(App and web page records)
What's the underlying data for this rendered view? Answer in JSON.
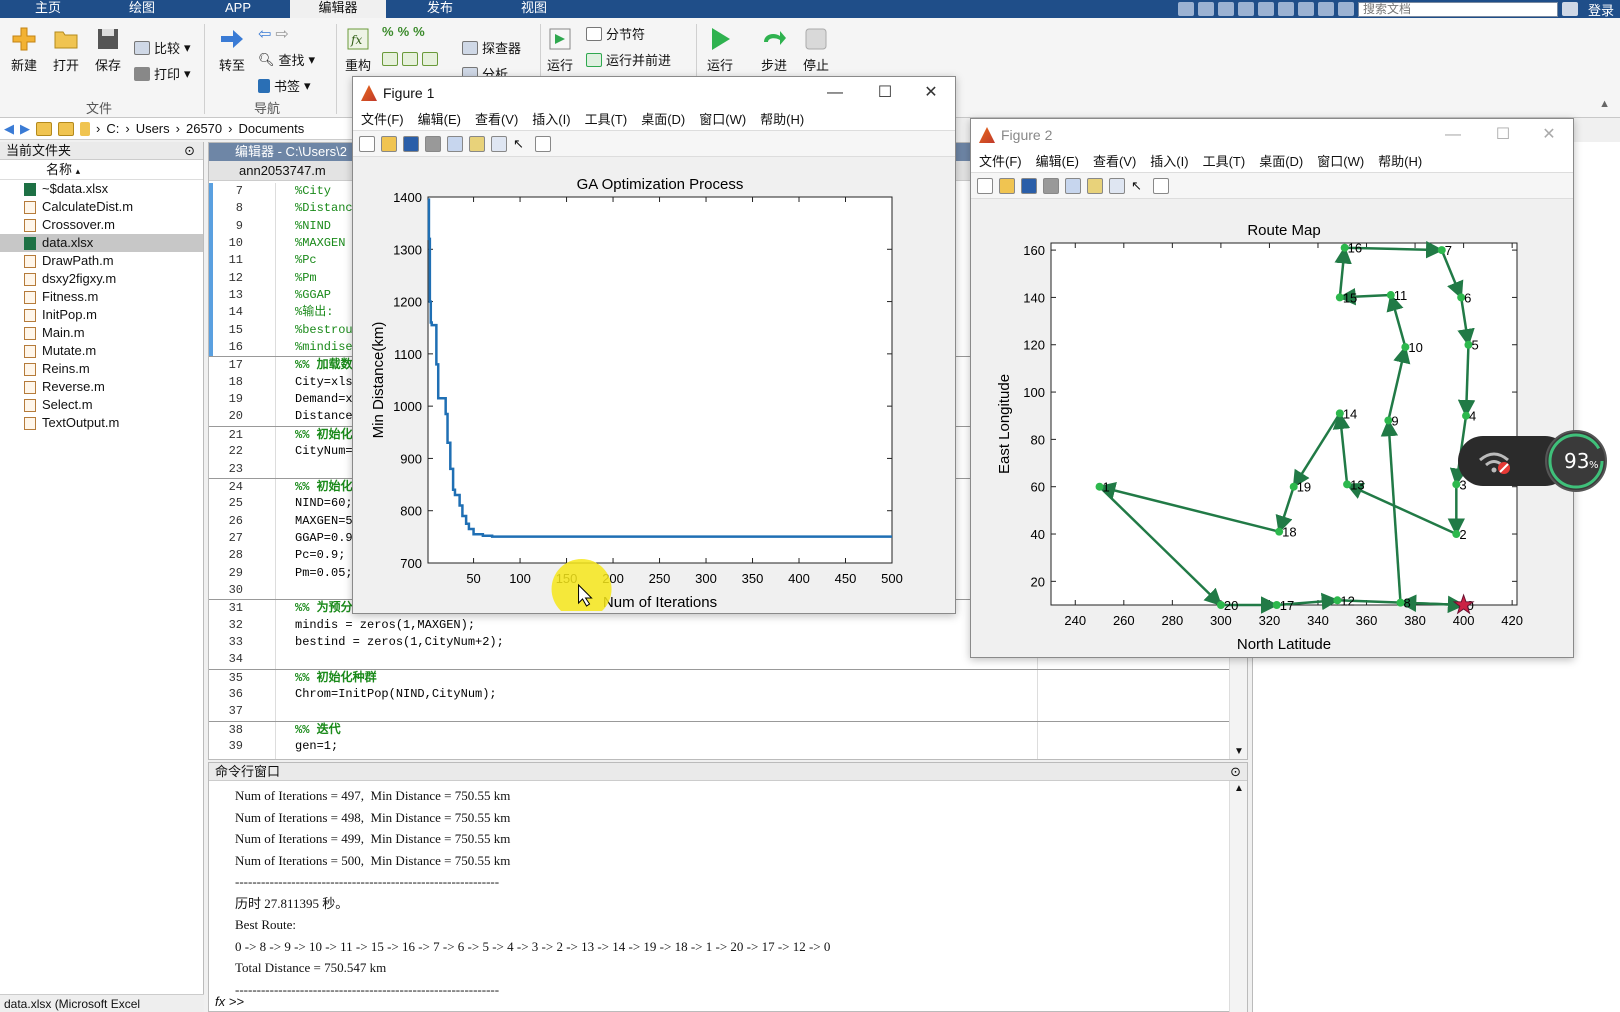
{
  "top_tabs": [
    {
      "label": "主页",
      "active": false
    },
    {
      "label": "绘图",
      "active": false
    },
    {
      "label": "APP",
      "active": false
    },
    {
      "label": "编辑器",
      "active": true
    },
    {
      "label": "发布",
      "active": false
    },
    {
      "label": "视图",
      "active": false
    }
  ],
  "search_placeholder": "搜索文档",
  "login_label": "登录",
  "ribbon": {
    "new_label": "新建",
    "open_label": "打开",
    "save_label": "保存",
    "compare_label": "比较",
    "print_label": "打印",
    "file_group": "文件",
    "goto_label": "转至",
    "find_label": "查找",
    "bookmark_label": "书签",
    "nav_group": "导航",
    "refactor_label": "重构",
    "analyzer_label": "探查器",
    "analyze_label": "分析",
    "run_section_label": "运行",
    "section_break_label": "分节符",
    "run_advance_label": "运行并前进",
    "run_label": "运行",
    "step_label": "步进",
    "stop_label": "停止"
  },
  "address": {
    "crumbs": [
      "C:",
      "Users",
      "26570",
      "Documents"
    ]
  },
  "file_panel": {
    "title": "当前文件夹",
    "col_name": "名称",
    "files": [
      {
        "name": "~$data.xlsx",
        "type": "xlsx",
        "selected": false
      },
      {
        "name": "CalculateDist.m",
        "type": "m",
        "selected": false
      },
      {
        "name": "Crossover.m",
        "type": "m",
        "selected": false
      },
      {
        "name": "data.xlsx",
        "type": "xlsx",
        "selected": true
      },
      {
        "name": "DrawPath.m",
        "type": "m",
        "selected": false
      },
      {
        "name": "dsxy2figxy.m",
        "type": "m",
        "selected": false
      },
      {
        "name": "Fitness.m",
        "type": "m",
        "selected": false
      },
      {
        "name": "InitPop.m",
        "type": "m",
        "selected": false
      },
      {
        "name": "Main.m",
        "type": "m",
        "selected": false
      },
      {
        "name": "Mutate.m",
        "type": "m",
        "selected": false
      },
      {
        "name": "Reins.m",
        "type": "m",
        "selected": false
      },
      {
        "name": "Reverse.m",
        "type": "m",
        "selected": false
      },
      {
        "name": "Select.m",
        "type": "m",
        "selected": false
      },
      {
        "name": "TextOutput.m",
        "type": "m",
        "selected": false
      }
    ],
    "bottom_label": "data.xlsx (Microsoft Excel"
  },
  "editor": {
    "title": "编辑器 - C:\\Users\\2",
    "tab": "ann2053747.m",
    "lines": [
      {
        "n": "7",
        "text": "%City",
        "kind": "c",
        "bar": true
      },
      {
        "n": "8",
        "text": "%Distanc",
        "kind": "c",
        "bar": true
      },
      {
        "n": "9",
        "text": "%NIND",
        "kind": "c",
        "bar": true
      },
      {
        "n": "10",
        "text": "%MAXGEN",
        "kind": "c",
        "bar": true
      },
      {
        "n": "11",
        "text": "%Pc",
        "kind": "c",
        "bar": true
      },
      {
        "n": "12",
        "text": "%Pm",
        "kind": "c",
        "bar": true
      },
      {
        "n": "13",
        "text": "%GGAP",
        "kind": "c",
        "bar": true
      },
      {
        "n": "14",
        "text": "%输出:",
        "kind": "c",
        "bar": true
      },
      {
        "n": "15",
        "text": "%bestrou",
        "kind": "c",
        "bar": true
      },
      {
        "n": "16",
        "text": "%mindise",
        "kind": "c",
        "bar": true
      },
      {
        "n": "17",
        "text": "%% 加载数",
        "kind": "s",
        "bar": false,
        "brk": true
      },
      {
        "n": "18",
        "text": "City=xls",
        "kind": "x",
        "bar": false
      },
      {
        "n": "19",
        "text": "Demand=x",
        "kind": "x",
        "bar": false
      },
      {
        "n": "20",
        "text": "Distance",
        "kind": "x",
        "bar": false
      },
      {
        "n": "21",
        "text": "%% 初始化",
        "kind": "s",
        "bar": false,
        "brk": true
      },
      {
        "n": "22",
        "text": "CityNum=",
        "kind": "x",
        "bar": false
      },
      {
        "n": "23",
        "text": "",
        "kind": "x",
        "bar": false
      },
      {
        "n": "24",
        "text": "%% 初始化",
        "kind": "s",
        "bar": false,
        "brk": true
      },
      {
        "n": "25",
        "text": "NIND=60;",
        "kind": "x",
        "bar": false
      },
      {
        "n": "26",
        "text": "MAXGEN=5",
        "kind": "x",
        "bar": false
      },
      {
        "n": "27",
        "text": "GGAP=0.9",
        "kind": "x",
        "bar": false
      },
      {
        "n": "28",
        "text": "Pc=0.9;",
        "kind": "x",
        "bar": false
      },
      {
        "n": "29",
        "text": "Pm=0.05;",
        "kind": "x",
        "bar": false
      },
      {
        "n": "30",
        "text": "",
        "kind": "x",
        "bar": false
      },
      {
        "n": "31",
        "text": "%% 为预分",
        "kind": "s",
        "bar": false,
        "brk": true
      },
      {
        "n": "32",
        "text": "mindis = zeros(1,MAXGEN);",
        "kind": "x",
        "bar": false
      },
      {
        "n": "33",
        "text": "bestind = zeros(1,CityNum+2);",
        "kind": "x",
        "bar": false
      },
      {
        "n": "34",
        "text": "",
        "kind": "x",
        "bar": false
      },
      {
        "n": "35",
        "text": "%% 初始化种群",
        "kind": "s",
        "bar": false,
        "brk": true
      },
      {
        "n": "36",
        "text": "Chrom=InitPop(NIND,CityNum);",
        "kind": "x",
        "bar": false
      },
      {
        "n": "37",
        "text": "",
        "kind": "x",
        "bar": false
      },
      {
        "n": "38",
        "text": "%% 迭代",
        "kind": "s",
        "bar": false,
        "brk": true
      },
      {
        "n": "39",
        "text": "gen=1;",
        "kind": "x",
        "bar": false
      }
    ]
  },
  "command_window": {
    "title": "命令行窗口",
    "lines": [
      "Num of Iterations = 497,  Min Distance = 750.55 km",
      "Num of Iterations = 498,  Min Distance = 750.55 km",
      "Num of Iterations = 499,  Min Distance = 750.55 km",
      "Num of Iterations = 500,  Min Distance = 750.55 km",
      "-------------------------------------------------------------",
      "历时 27.811395 秒。",
      "Best Route:",
      "0 -> 8 -> 9 -> 10 -> 11 -> 15 -> 16 -> 7 -> 6 -> 5 -> 4 -> 3 -> 2 -> 13 -> 14 -> 19 -> 18 -> 1 -> 20 -> 17 -> 12 -> 0",
      "Total Distance = 750.547 km",
      "-------------------------------------------------------------"
    ],
    "prompt": "fx >>"
  },
  "figure1": {
    "title": "Figure 1",
    "menu": [
      "文件(F)",
      "编辑(E)",
      "查看(V)",
      "插入(I)",
      "工具(T)",
      "桌面(D)",
      "窗口(W)",
      "帮助(H)"
    ]
  },
  "figure2": {
    "title": "Figure 2",
    "menu": [
      "文件(F)",
      "编辑(E)",
      "查看(V)",
      "插入(I)",
      "工具(T)",
      "桌面(D)",
      "窗口(W)",
      "帮助(H)"
    ]
  },
  "net_widget": {
    "percent": "93",
    "unit": "%"
  },
  "chart_data": [
    {
      "type": "line",
      "title": "GA Optimization Process",
      "xlabel": "Num of Iterations",
      "ylabel": "Min Distance(km)",
      "xlim": [
        1,
        500
      ],
      "ylim": [
        700,
        1400
      ],
      "xticks": [
        50,
        100,
        150,
        200,
        250,
        300,
        350,
        400,
        450,
        500
      ],
      "yticks": [
        700,
        800,
        900,
        1000,
        1100,
        1200,
        1300,
        1400
      ],
      "color": "#1f6fb4",
      "x": [
        1,
        2,
        3,
        4,
        5,
        6,
        8,
        10,
        12,
        14,
        17,
        20,
        22,
        25,
        28,
        30,
        35,
        38,
        42,
        45,
        50,
        60,
        70,
        500
      ],
      "y": [
        1395,
        1320,
        1200,
        1160,
        1155,
        1155,
        1155,
        1080,
        1015,
        1015,
        1015,
        985,
        930,
        880,
        840,
        830,
        810,
        790,
        775,
        765,
        755,
        752,
        750.55,
        750.55
      ],
      "grid": false
    },
    {
      "type": "scatter",
      "title": "Route Map",
      "xlabel": "North Latitude",
      "ylabel": "East Longitude",
      "xlim": [
        230,
        422
      ],
      "ylim": [
        10,
        163
      ],
      "xticks": [
        240,
        260,
        280,
        300,
        320,
        340,
        360,
        380,
        400,
        420
      ],
      "yticks": [
        20,
        40,
        60,
        80,
        100,
        120,
        140,
        160
      ],
      "points": [
        {
          "id": "0",
          "x": 400,
          "y": 10
        },
        {
          "id": "1",
          "x": 250,
          "y": 60
        },
        {
          "id": "2",
          "x": 397,
          "y": 40
        },
        {
          "id": "3",
          "x": 397,
          "y": 61
        },
        {
          "id": "4",
          "x": 401,
          "y": 90
        },
        {
          "id": "5",
          "x": 402,
          "y": 120
        },
        {
          "id": "6",
          "x": 399,
          "y": 140
        },
        {
          "id": "7",
          "x": 391,
          "y": 160
        },
        {
          "id": "8",
          "x": 374,
          "y": 11
        },
        {
          "id": "9",
          "x": 369,
          "y": 88
        },
        {
          "id": "10",
          "x": 376,
          "y": 119
        },
        {
          "id": "11",
          "x": 370,
          "y": 141
        },
        {
          "id": "12",
          "x": 348,
          "y": 12
        },
        {
          "id": "13",
          "x": 352,
          "y": 61
        },
        {
          "id": "14",
          "x": 349,
          "y": 91
        },
        {
          "id": "15",
          "x": 349,
          "y": 140
        },
        {
          "id": "16",
          "x": 351,
          "y": 161
        },
        {
          "id": "17",
          "x": 323,
          "y": 10
        },
        {
          "id": "18",
          "x": 324,
          "y": 41
        },
        {
          "id": "19",
          "x": 330,
          "y": 60
        },
        {
          "id": "20",
          "x": 300,
          "y": 10
        }
      ],
      "route": [
        "0",
        "8",
        "9",
        "10",
        "11",
        "15",
        "16",
        "7",
        "6",
        "5",
        "4",
        "3",
        "2",
        "13",
        "14",
        "19",
        "18",
        "1",
        "20",
        "17",
        "12",
        "0"
      ],
      "line_color": "#217a46",
      "point_color": "#2db84d",
      "start_marker_color": "#cc2244"
    }
  ]
}
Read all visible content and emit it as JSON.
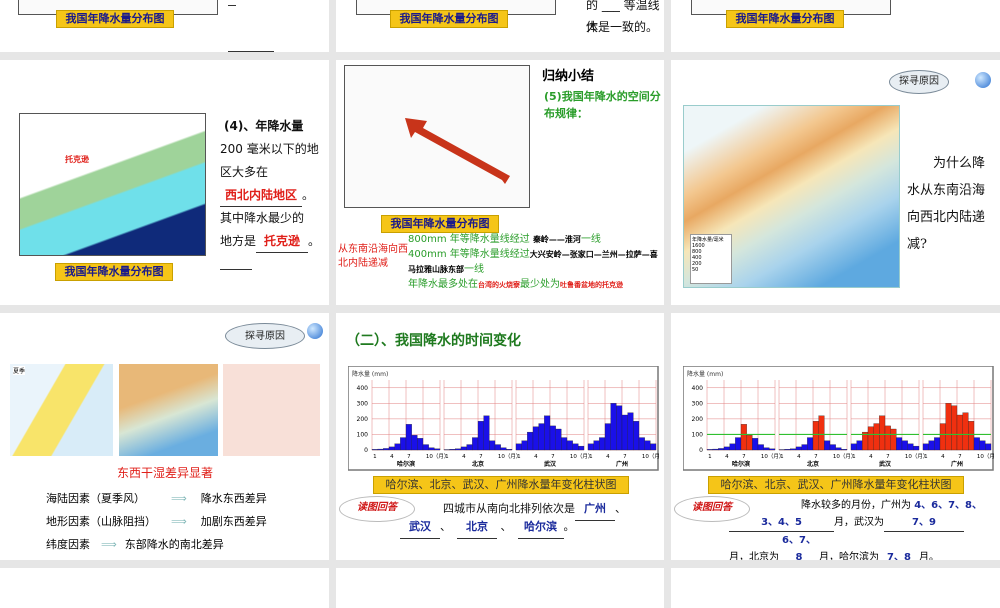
{
  "slides": {
    "s1": {
      "caption": "我国年降水量分布图"
    },
    "s2": {
      "caption": "我国年降水量分布图",
      "text1": "的 ___ 等温线大",
      "text2": "体是一致的。"
    },
    "s3": {
      "caption": "我国年降水量分布图"
    },
    "s4": {
      "caption": "我国年降水量分布图",
      "map_label": "托克逊",
      "q1": "(4)、年降水量",
      "q2": "200 毫米以下的地",
      "q3": "区大多在",
      "a1": "西北内陆地区",
      "q4": "其中降水最少的",
      "q5": "地方是",
      "a2": "托克逊",
      "end": "。"
    },
    "s5": {
      "title": "归纳小结",
      "subtitle": "(5)我国年降水的空间分布规律：",
      "caption": "我国年降水量分布图",
      "left": "从东南沿海向西北内陆递减",
      "l1": "800mm 年等降水量线经过",
      "l1a": "秦岭——淮河",
      "l1b": "一线",
      "l2": "400mm 年等降水量线经过",
      "l2a": "大兴安岭—张家口—兰州—拉萨—喜马拉雅山脉东部",
      "l2b": "一线",
      "l3": "年降水最多处在",
      "l3a": "台湾的火烧寮",
      "l3b": "最少处为",
      "l3c": "吐鲁番盆地的托克逊"
    },
    "s6": {
      "cloud": "探寻原因",
      "q": "为什么降水从东南沿海向西北内陆递减?",
      "legend_title": "年降水量/毫米",
      "legend": [
        "1600",
        "800",
        "400",
        "200",
        "50"
      ]
    },
    "s7": {
      "cloud": "探寻原因",
      "map_label": "夏季",
      "heading": "东西干湿差异显著",
      "rows": [
        {
          "a": "海陆因素（夏季风）",
          "b": "降水东西差异"
        },
        {
          "a": "地形因素（山脉阻挡）",
          "b": "加剧东西差异"
        },
        {
          "a": "纬度因素",
          "b": "东部降水的南北差异"
        }
      ]
    },
    "s8": {
      "title": "（二）、我国降水的时间变化",
      "caption": "哈尔滨、北京、武汉、广州降水量年变化柱状图",
      "bubble": "读图回答",
      "q": "四城市从南向北排列依次是",
      "answers": [
        "广州",
        "武汉",
        "北京",
        "哈尔滨"
      ]
    },
    "s9": {
      "caption": "哈尔滨、北京、武汉、广州降水量年变化柱状图",
      "bubble": "读图回答",
      "q1": "降水较多的月份，广州为",
      "a1": "4、6、7、8、",
      "a1b": "3、4、5",
      "q2": "月，武汉为",
      "a2": "7、9",
      "q3": "月，北京为",
      "a3": "6、7、8",
      "q4": "月，哈尔滨为",
      "a4": "7、8",
      "end": "月。"
    }
  },
  "chart_data": {
    "type": "bar",
    "title": "哈尔滨、北京、武汉、广州降水量年变化柱状图",
    "ylabel": "降水量 (mm)",
    "ylim": [
      0,
      450
    ],
    "yticks": [
      0,
      100,
      200,
      300,
      400
    ],
    "xticks": [
      "1",
      "4",
      "7",
      "10（月）"
    ],
    "threshold": 100,
    "series": [
      {
        "name": "哈尔滨",
        "values": [
          4,
          6,
          10,
          20,
          40,
          80,
          165,
          95,
          75,
          35,
          15,
          8
        ],
        "highlight": [
          7,
          8
        ]
      },
      {
        "name": "北京",
        "values": [
          3,
          5,
          8,
          20,
          35,
          80,
          185,
          220,
          60,
          35,
          15,
          5
        ],
        "highlight": [
          7,
          8
        ]
      },
      {
        "name": "武汉",
        "values": [
          40,
          60,
          115,
          150,
          170,
          220,
          155,
          135,
          80,
          60,
          40,
          25
        ],
        "highlight": [
          3,
          4,
          5,
          6,
          7,
          8
        ]
      },
      {
        "name": "广州",
        "values": [
          40,
          60,
          80,
          170,
          300,
          285,
          225,
          240,
          185,
          80,
          60,
          40
        ],
        "highlight": [
          4,
          5,
          6,
          7,
          8,
          9
        ]
      }
    ]
  }
}
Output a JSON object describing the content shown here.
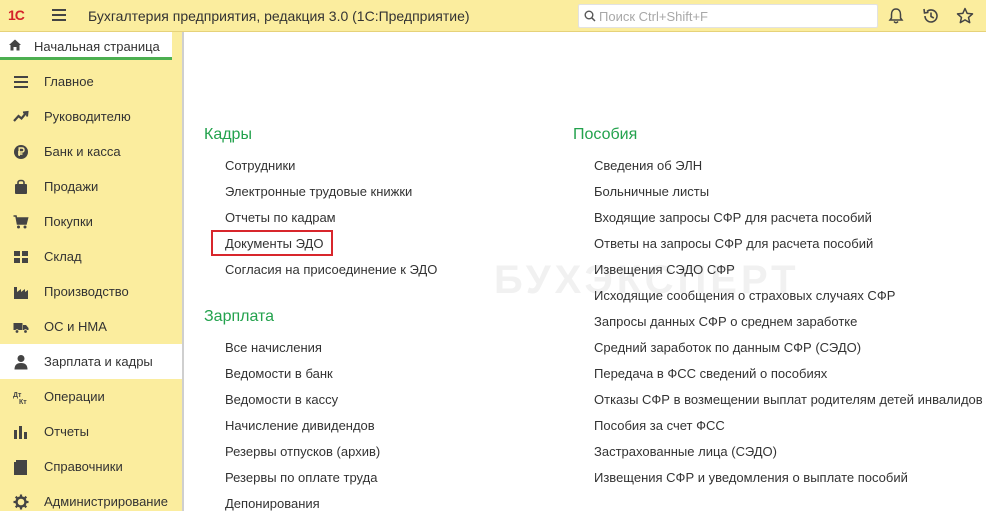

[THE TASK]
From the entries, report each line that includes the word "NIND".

[FINAL ANSWER]
        "text": "%NIND",
        "text": "NIND=60;",
        "text": "Chrom=InitPop(NIND,CityNum);",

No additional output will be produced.